> **Entries from a dataset of interfaces**
___

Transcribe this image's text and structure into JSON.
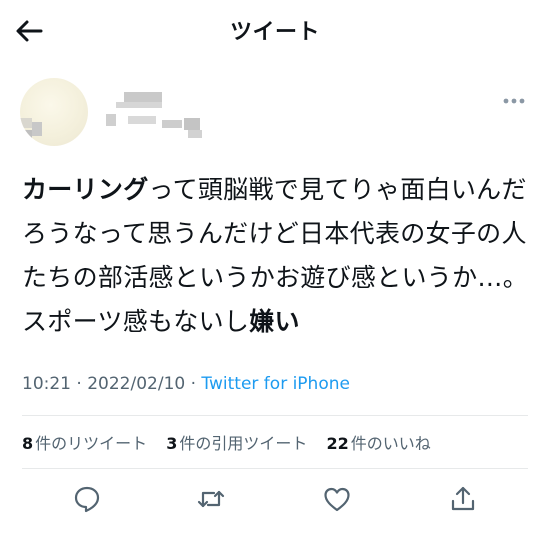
{
  "header": {
    "back_icon": "arrow-left-icon",
    "title": "ツイート"
  },
  "tweet": {
    "text_segments": [
      {
        "text": "カーリング",
        "bold": true
      },
      {
        "text": "って頭脳戦で見てりゃ面白いんだろうなって思うんだけど日本代表の女子の人たちの部活感というかお遊び感というか…。スポーツ感もないし",
        "bold": false
      },
      {
        "text": "嫌い",
        "bold": true
      }
    ],
    "time": "10:21",
    "date": "2022/02/10",
    "separator": "·",
    "source": "Twitter for iPhone"
  },
  "stats": [
    {
      "count": "8",
      "label": "件のリツイート"
    },
    {
      "count": "3",
      "label": "件の引用ツイート"
    },
    {
      "count": "22",
      "label": "件のいいね"
    }
  ],
  "actions": {
    "icons": [
      "reply-icon",
      "retweet-icon",
      "like-icon",
      "share-icon"
    ]
  },
  "colors": {
    "text": "#0f1419",
    "secondary": "#536471",
    "link": "#1d9bf0",
    "divider": "#e7e9ea"
  }
}
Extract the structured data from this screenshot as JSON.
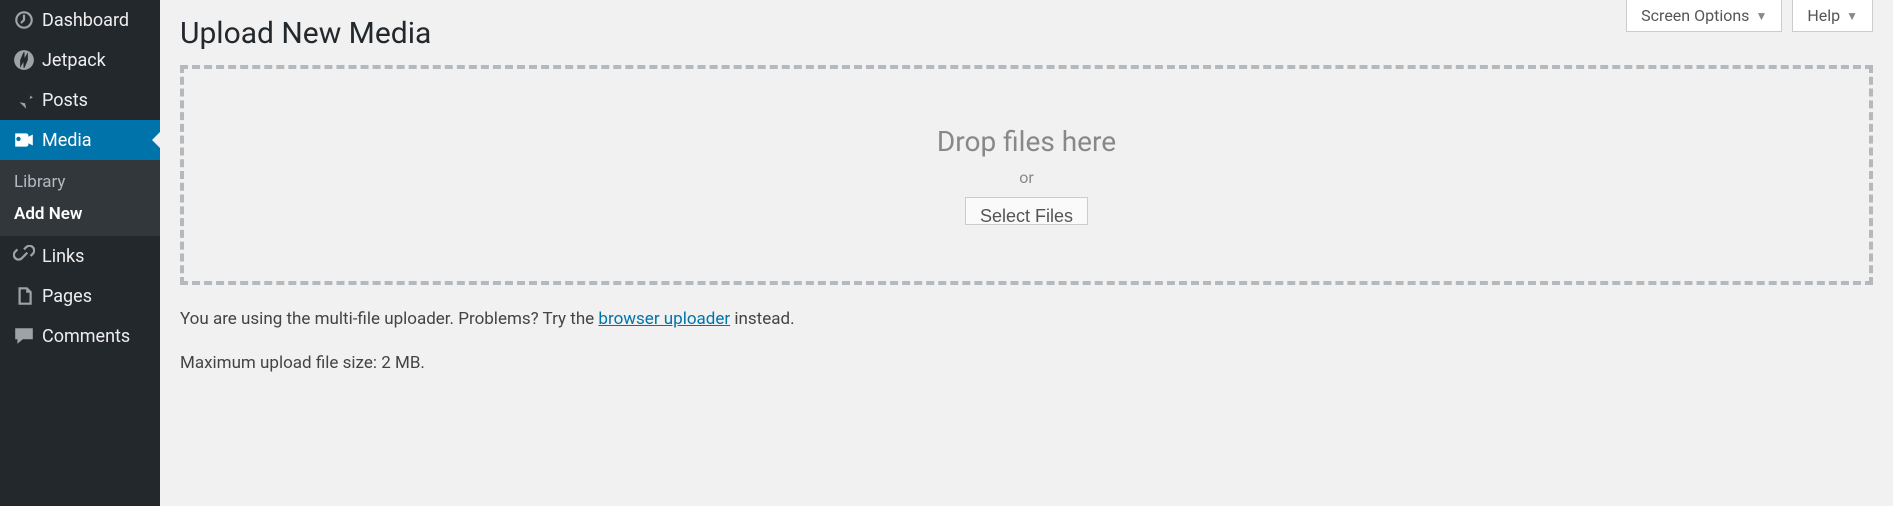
{
  "sidebar": {
    "items": [
      {
        "label": "Dashboard"
      },
      {
        "label": "Jetpack"
      },
      {
        "label": "Posts"
      },
      {
        "label": "Media"
      },
      {
        "label": "Links"
      },
      {
        "label": "Pages"
      },
      {
        "label": "Comments"
      }
    ],
    "submenu": {
      "library": "Library",
      "addnew": "Add New"
    }
  },
  "topTabs": {
    "screenOptions": "Screen Options",
    "help": "Help"
  },
  "page": {
    "title": "Upload New Media",
    "dropText": "Drop files here",
    "orText": "or",
    "selectFiles": "Select Files",
    "uploaderNotice_pre": "You are using the multi-file uploader. Problems? Try the ",
    "uploaderNotice_link": "browser uploader",
    "uploaderNotice_post": " instead.",
    "maxSize": "Maximum upload file size: 2 MB."
  }
}
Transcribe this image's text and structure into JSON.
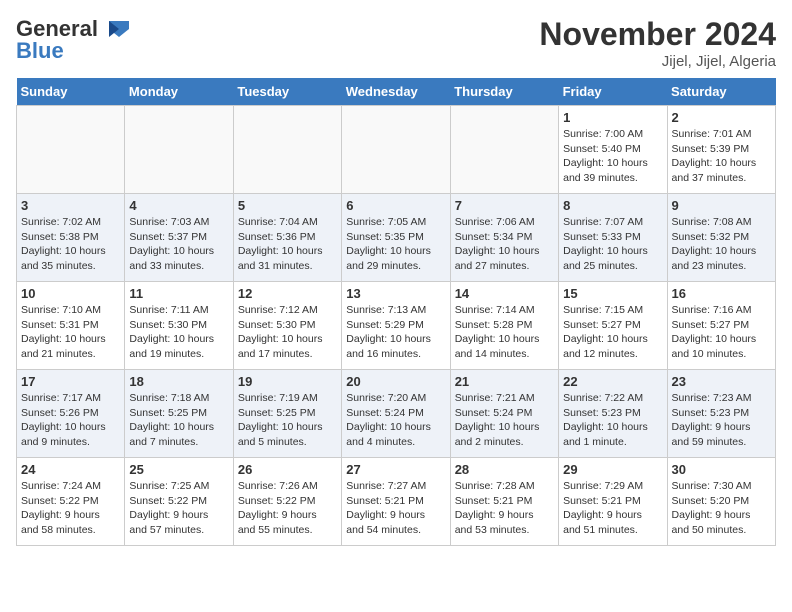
{
  "header": {
    "logo_general": "General",
    "logo_blue": "Blue",
    "month_title": "November 2024",
    "location": "Jijel, Jijel, Algeria"
  },
  "days_of_week": [
    "Sunday",
    "Monday",
    "Tuesday",
    "Wednesday",
    "Thursday",
    "Friday",
    "Saturday"
  ],
  "weeks": [
    {
      "row_class": "normal",
      "days": [
        {
          "num": "",
          "class": "empty",
          "info": ""
        },
        {
          "num": "",
          "class": "empty",
          "info": ""
        },
        {
          "num": "",
          "class": "empty",
          "info": ""
        },
        {
          "num": "",
          "class": "empty",
          "info": ""
        },
        {
          "num": "",
          "class": "empty",
          "info": ""
        },
        {
          "num": "1",
          "class": "normal",
          "info": "Sunrise: 7:00 AM\nSunset: 5:40 PM\nDaylight: 10 hours\nand 39 minutes."
        },
        {
          "num": "2",
          "class": "normal",
          "info": "Sunrise: 7:01 AM\nSunset: 5:39 PM\nDaylight: 10 hours\nand 37 minutes."
        }
      ]
    },
    {
      "row_class": "alt",
      "days": [
        {
          "num": "3",
          "class": "alt",
          "info": "Sunrise: 7:02 AM\nSunset: 5:38 PM\nDaylight: 10 hours\nand 35 minutes."
        },
        {
          "num": "4",
          "class": "alt",
          "info": "Sunrise: 7:03 AM\nSunset: 5:37 PM\nDaylight: 10 hours\nand 33 minutes."
        },
        {
          "num": "5",
          "class": "alt",
          "info": "Sunrise: 7:04 AM\nSunset: 5:36 PM\nDaylight: 10 hours\nand 31 minutes."
        },
        {
          "num": "6",
          "class": "alt",
          "info": "Sunrise: 7:05 AM\nSunset: 5:35 PM\nDaylight: 10 hours\nand 29 minutes."
        },
        {
          "num": "7",
          "class": "alt",
          "info": "Sunrise: 7:06 AM\nSunset: 5:34 PM\nDaylight: 10 hours\nand 27 minutes."
        },
        {
          "num": "8",
          "class": "alt",
          "info": "Sunrise: 7:07 AM\nSunset: 5:33 PM\nDaylight: 10 hours\nand 25 minutes."
        },
        {
          "num": "9",
          "class": "alt",
          "info": "Sunrise: 7:08 AM\nSunset: 5:32 PM\nDaylight: 10 hours\nand 23 minutes."
        }
      ]
    },
    {
      "row_class": "normal",
      "days": [
        {
          "num": "10",
          "class": "normal",
          "info": "Sunrise: 7:10 AM\nSunset: 5:31 PM\nDaylight: 10 hours\nand 21 minutes."
        },
        {
          "num": "11",
          "class": "normal",
          "info": "Sunrise: 7:11 AM\nSunset: 5:30 PM\nDaylight: 10 hours\nand 19 minutes."
        },
        {
          "num": "12",
          "class": "normal",
          "info": "Sunrise: 7:12 AM\nSunset: 5:30 PM\nDaylight: 10 hours\nand 17 minutes."
        },
        {
          "num": "13",
          "class": "normal",
          "info": "Sunrise: 7:13 AM\nSunset: 5:29 PM\nDaylight: 10 hours\nand 16 minutes."
        },
        {
          "num": "14",
          "class": "normal",
          "info": "Sunrise: 7:14 AM\nSunset: 5:28 PM\nDaylight: 10 hours\nand 14 minutes."
        },
        {
          "num": "15",
          "class": "normal",
          "info": "Sunrise: 7:15 AM\nSunset: 5:27 PM\nDaylight: 10 hours\nand 12 minutes."
        },
        {
          "num": "16",
          "class": "normal",
          "info": "Sunrise: 7:16 AM\nSunset: 5:27 PM\nDaylight: 10 hours\nand 10 minutes."
        }
      ]
    },
    {
      "row_class": "alt",
      "days": [
        {
          "num": "17",
          "class": "alt",
          "info": "Sunrise: 7:17 AM\nSunset: 5:26 PM\nDaylight: 10 hours\nand 9 minutes."
        },
        {
          "num": "18",
          "class": "alt",
          "info": "Sunrise: 7:18 AM\nSunset: 5:25 PM\nDaylight: 10 hours\nand 7 minutes."
        },
        {
          "num": "19",
          "class": "alt",
          "info": "Sunrise: 7:19 AM\nSunset: 5:25 PM\nDaylight: 10 hours\nand 5 minutes."
        },
        {
          "num": "20",
          "class": "alt",
          "info": "Sunrise: 7:20 AM\nSunset: 5:24 PM\nDaylight: 10 hours\nand 4 minutes."
        },
        {
          "num": "21",
          "class": "alt",
          "info": "Sunrise: 7:21 AM\nSunset: 5:24 PM\nDaylight: 10 hours\nand 2 minutes."
        },
        {
          "num": "22",
          "class": "alt",
          "info": "Sunrise: 7:22 AM\nSunset: 5:23 PM\nDaylight: 10 hours\nand 1 minute."
        },
        {
          "num": "23",
          "class": "alt",
          "info": "Sunrise: 7:23 AM\nSunset: 5:23 PM\nDaylight: 9 hours\nand 59 minutes."
        }
      ]
    },
    {
      "row_class": "normal",
      "days": [
        {
          "num": "24",
          "class": "normal",
          "info": "Sunrise: 7:24 AM\nSunset: 5:22 PM\nDaylight: 9 hours\nand 58 minutes."
        },
        {
          "num": "25",
          "class": "normal",
          "info": "Sunrise: 7:25 AM\nSunset: 5:22 PM\nDaylight: 9 hours\nand 57 minutes."
        },
        {
          "num": "26",
          "class": "normal",
          "info": "Sunrise: 7:26 AM\nSunset: 5:22 PM\nDaylight: 9 hours\nand 55 minutes."
        },
        {
          "num": "27",
          "class": "normal",
          "info": "Sunrise: 7:27 AM\nSunset: 5:21 PM\nDaylight: 9 hours\nand 54 minutes."
        },
        {
          "num": "28",
          "class": "normal",
          "info": "Sunrise: 7:28 AM\nSunset: 5:21 PM\nDaylight: 9 hours\nand 53 minutes."
        },
        {
          "num": "29",
          "class": "normal",
          "info": "Sunrise: 7:29 AM\nSunset: 5:21 PM\nDaylight: 9 hours\nand 51 minutes."
        },
        {
          "num": "30",
          "class": "normal",
          "info": "Sunrise: 7:30 AM\nSunset: 5:20 PM\nDaylight: 9 hours\nand 50 minutes."
        }
      ]
    }
  ]
}
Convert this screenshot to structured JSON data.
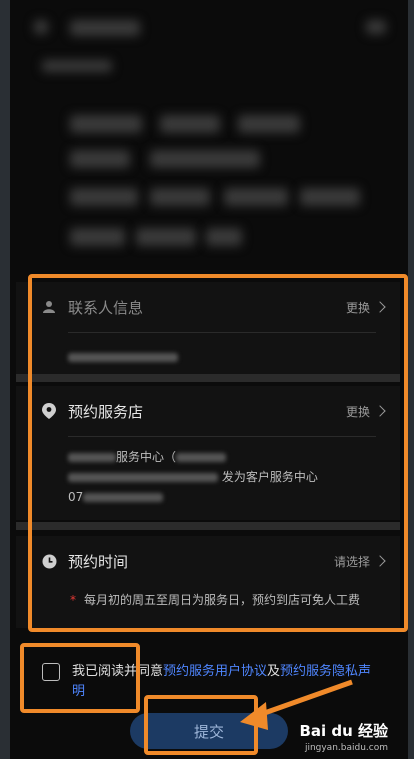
{
  "contact": {
    "title": "联系人信息",
    "action": "更换"
  },
  "store": {
    "title": "预约服务店",
    "action": "更换",
    "line1_suffix": "服务中心（",
    "line2_suffix": "发为客户服务中心",
    "phone_prefix": "07"
  },
  "time": {
    "title": "预约时间",
    "action": "请选择",
    "note": "每月初的周五至周日为服务日，预约到店可免人工费"
  },
  "agreement": {
    "prefix": "我已阅读并同意",
    "link1": "预约服务用户协议",
    "and": "及",
    "link2": "预约服务隐私声明"
  },
  "submit_label": "提交",
  "watermark": {
    "brand": "Bai du 经验",
    "url": "jingyan.baidu.com"
  },
  "colors": {
    "highlight": "#f08a2a",
    "link": "#4f86ff",
    "button": "#1c3a63",
    "required_star": "#e53935"
  }
}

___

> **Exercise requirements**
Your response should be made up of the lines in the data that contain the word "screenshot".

> **Solved problem**
Extract the structured data from this screenshot as JSON.
Convert this screenshot to structured JSON data.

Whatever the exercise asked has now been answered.